[Problem description]
In the records below, find every line that contains "XMLHttpRequest" and list it.

----- Input material -----

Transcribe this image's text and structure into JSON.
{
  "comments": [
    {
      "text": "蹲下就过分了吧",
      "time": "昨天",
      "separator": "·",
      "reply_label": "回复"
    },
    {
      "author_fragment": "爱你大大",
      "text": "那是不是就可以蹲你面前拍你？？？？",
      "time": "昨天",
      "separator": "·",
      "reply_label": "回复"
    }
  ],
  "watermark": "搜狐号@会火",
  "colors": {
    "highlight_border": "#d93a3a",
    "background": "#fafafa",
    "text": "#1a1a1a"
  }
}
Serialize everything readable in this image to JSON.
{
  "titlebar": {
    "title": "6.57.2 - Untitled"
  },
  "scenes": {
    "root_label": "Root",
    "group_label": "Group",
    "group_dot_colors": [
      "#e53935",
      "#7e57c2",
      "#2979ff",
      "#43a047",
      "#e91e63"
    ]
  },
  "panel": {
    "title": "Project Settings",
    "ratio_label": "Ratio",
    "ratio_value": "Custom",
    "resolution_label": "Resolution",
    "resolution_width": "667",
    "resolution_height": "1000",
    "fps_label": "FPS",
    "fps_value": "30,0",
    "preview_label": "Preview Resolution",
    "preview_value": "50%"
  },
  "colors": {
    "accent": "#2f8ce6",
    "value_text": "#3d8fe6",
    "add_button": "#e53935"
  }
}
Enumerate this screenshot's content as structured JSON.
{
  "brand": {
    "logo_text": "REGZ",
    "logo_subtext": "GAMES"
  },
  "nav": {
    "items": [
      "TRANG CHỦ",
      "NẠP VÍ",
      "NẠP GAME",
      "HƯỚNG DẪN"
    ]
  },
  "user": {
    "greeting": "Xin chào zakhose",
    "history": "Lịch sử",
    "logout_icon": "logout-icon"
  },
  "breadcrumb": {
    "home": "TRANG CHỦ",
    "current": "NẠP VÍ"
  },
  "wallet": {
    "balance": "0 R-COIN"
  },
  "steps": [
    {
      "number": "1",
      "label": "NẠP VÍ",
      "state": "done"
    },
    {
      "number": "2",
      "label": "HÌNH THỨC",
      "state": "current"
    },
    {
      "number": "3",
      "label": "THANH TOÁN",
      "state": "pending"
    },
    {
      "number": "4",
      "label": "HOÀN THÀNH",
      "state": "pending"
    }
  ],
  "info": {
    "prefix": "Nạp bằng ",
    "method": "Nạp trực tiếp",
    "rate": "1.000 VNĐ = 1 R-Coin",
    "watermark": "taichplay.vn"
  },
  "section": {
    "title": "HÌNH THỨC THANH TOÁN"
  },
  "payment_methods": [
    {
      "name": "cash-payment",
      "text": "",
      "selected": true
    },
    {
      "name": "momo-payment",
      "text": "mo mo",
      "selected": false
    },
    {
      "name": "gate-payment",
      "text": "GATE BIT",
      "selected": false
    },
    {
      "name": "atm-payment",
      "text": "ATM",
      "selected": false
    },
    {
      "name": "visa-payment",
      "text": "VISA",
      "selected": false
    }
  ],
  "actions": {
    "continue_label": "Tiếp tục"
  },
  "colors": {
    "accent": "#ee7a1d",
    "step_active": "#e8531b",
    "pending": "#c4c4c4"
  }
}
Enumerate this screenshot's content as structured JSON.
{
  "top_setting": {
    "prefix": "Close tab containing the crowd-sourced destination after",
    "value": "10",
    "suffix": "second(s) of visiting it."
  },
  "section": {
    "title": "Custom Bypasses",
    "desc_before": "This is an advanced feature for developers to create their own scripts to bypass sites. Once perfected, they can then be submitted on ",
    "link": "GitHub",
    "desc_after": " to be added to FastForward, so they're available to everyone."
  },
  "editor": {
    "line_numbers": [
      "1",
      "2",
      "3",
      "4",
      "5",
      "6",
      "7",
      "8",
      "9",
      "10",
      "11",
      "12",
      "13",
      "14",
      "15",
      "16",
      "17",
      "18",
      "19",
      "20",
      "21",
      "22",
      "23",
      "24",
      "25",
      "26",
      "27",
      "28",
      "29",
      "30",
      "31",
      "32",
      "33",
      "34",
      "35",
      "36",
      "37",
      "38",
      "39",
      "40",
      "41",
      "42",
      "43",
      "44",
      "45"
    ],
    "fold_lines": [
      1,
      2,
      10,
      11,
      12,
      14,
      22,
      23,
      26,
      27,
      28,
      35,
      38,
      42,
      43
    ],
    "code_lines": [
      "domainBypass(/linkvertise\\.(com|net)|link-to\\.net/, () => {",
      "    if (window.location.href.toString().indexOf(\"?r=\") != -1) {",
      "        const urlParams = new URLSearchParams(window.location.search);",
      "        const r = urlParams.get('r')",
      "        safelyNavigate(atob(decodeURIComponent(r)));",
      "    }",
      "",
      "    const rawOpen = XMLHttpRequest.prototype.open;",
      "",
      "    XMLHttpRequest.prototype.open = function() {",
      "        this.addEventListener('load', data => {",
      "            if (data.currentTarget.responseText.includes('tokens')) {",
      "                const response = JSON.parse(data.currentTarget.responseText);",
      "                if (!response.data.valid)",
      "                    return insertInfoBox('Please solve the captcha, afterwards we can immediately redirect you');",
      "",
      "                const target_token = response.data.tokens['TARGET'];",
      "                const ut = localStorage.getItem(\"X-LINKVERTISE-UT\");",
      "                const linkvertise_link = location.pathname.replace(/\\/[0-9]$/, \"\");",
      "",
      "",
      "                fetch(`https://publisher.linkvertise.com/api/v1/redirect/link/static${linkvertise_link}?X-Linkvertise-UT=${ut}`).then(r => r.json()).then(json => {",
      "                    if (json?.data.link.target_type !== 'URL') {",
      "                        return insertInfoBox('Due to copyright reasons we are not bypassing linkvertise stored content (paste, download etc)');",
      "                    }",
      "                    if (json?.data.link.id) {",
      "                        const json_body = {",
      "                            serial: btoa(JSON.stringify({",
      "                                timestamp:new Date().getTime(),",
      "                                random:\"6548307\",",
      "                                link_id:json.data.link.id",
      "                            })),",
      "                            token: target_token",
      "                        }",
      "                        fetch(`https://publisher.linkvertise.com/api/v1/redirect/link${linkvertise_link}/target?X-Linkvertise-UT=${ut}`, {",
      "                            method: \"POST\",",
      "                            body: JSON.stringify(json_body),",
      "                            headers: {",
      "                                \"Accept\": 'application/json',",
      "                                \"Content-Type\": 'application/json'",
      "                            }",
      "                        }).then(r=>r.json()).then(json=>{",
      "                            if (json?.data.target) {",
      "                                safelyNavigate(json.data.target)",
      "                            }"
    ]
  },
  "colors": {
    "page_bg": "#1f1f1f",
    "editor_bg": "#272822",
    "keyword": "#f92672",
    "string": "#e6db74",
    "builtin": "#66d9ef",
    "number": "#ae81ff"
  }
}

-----

[Response below]
      "    const rawOpen = XMLHttpRequest.prototype.open;",
      "    XMLHttpRequest.prototype.open = function() {",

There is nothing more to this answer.